I’ve been talking with different members of my trail family to get a sense of their thoughts about hiking through that kind of snow. For some, a flip-flop seems like a logical idea, allowing for continued hiking in the north while the Sierra melts out. But for others, a flip-flop is antithetical to the idea of a “continuous thru hike” from Mexico to Canada. While I find the idea of a continuous northward hike appealing, I am also concerned that conditions in the Sierra will be dangerous (primarily when crossing rivers swollen by snowmelt), miserable (because of the potential for days spent postholing through miles of soft snow), or some sick combination of the two. As much as I like to suffer a bit in pursuit of a grand adventure (or at least a good story), hiking in ultralight gear through the snowy Sierra sounds an awful lot to me like Type 3 Fun. Then again, it could make for both a grand adventure and a great story.
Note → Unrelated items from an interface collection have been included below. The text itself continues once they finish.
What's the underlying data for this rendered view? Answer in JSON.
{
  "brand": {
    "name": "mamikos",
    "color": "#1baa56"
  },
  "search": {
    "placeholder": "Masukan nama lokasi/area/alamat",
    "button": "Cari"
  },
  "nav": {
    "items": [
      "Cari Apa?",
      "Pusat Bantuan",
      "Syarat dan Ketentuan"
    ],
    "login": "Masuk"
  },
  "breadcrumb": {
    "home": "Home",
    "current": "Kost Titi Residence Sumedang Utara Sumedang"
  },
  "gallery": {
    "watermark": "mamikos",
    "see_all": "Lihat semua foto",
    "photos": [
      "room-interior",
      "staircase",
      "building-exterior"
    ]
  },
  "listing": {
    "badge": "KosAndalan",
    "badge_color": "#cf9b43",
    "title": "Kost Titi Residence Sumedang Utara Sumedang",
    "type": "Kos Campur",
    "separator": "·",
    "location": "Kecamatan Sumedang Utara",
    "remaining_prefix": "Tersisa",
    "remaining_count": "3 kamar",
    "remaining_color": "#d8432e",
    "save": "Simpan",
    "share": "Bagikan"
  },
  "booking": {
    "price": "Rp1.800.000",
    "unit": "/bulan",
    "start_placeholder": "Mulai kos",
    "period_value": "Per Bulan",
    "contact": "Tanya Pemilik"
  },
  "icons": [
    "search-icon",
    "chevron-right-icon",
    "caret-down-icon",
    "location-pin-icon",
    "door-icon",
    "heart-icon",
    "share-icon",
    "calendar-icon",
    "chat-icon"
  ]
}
Stay tuned for a decision. Kennedy Meadows (around mile 700) is the gateway to the Sierra. Barring another infected bug bite or a close encounter with the dread Poodle Dog Bush, I’ll be there in about a month and will be forced to either hike thru or flip. Here’s hoping I don’t flop before I get there.
A helpful tip or a twisted prank? Only one way to find out.
This picture needs cropping.
Drying tents at the picnic area
Pizza delivered to the trail??